(WBNG) -- You may confuse Ladino for Spanish at first, but it's a language of it's own with Jewish and Spanish origins.
"The language was traditionally written in Hebrew-based characters. To your ear, you might say, 'This sounds somewhat familiar, but not exactly my Spanish.' If you're looking at it in writing, you'd say, 'There's no way this is any type of Spanish,'" said Bryan Kirschen, Assistant Professor of Spanish and Linguistics at Binghamton University.
If you've never heard of Ladino, you're not alone. Kirschen says it's an endangered language, and many native speakers are reaching elderly ages. So, with plenty of time in quarantine, Kirschen decided to pass on some of his knowledge about the language.
"If I'm going to research something and teach something, then this is really a bridge between cultures and languages," said Kirschen.
Kirschen partnered with the Sephardic Jewish Brotherhood of America, which hosts free digital courses. He developed a five-week course, thinking it would generate a little interest. The response, was much more.
"Nearly 500 unique users logged on. Even though it was a beginner's course, there were people who did speak the language and they wanted to see what was going on, and they wanted to see the interest in their language," said Kirschen.
Kirschen says people from Canada, Argentina, Turkey, Japan, and other countries tuned in to learn. Not only was Kirschen teaching a new language, but a new culture and perspective.

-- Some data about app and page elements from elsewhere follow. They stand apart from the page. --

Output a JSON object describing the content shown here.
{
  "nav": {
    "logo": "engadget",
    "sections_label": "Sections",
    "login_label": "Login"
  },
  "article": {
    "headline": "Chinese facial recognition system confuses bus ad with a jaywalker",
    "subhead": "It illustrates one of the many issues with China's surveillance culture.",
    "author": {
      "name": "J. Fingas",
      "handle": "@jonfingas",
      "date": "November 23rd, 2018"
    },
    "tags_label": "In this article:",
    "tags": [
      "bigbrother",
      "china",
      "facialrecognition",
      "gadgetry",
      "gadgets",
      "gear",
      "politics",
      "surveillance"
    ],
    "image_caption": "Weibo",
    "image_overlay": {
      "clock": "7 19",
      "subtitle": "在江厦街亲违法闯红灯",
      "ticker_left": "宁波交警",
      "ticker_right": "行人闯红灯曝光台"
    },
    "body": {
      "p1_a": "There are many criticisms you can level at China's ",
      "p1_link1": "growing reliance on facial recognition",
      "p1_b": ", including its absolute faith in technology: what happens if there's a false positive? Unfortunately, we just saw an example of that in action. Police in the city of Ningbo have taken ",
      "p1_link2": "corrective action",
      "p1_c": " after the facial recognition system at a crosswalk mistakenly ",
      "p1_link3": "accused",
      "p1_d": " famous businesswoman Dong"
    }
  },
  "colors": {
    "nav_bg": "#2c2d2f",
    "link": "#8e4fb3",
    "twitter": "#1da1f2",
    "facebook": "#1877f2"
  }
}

"There's not just one way of being Latino, there's not just one way of being Jewish. There's not one way to speak, whether it's English, Spanish, or this Judeo-Spanish I'm talking about."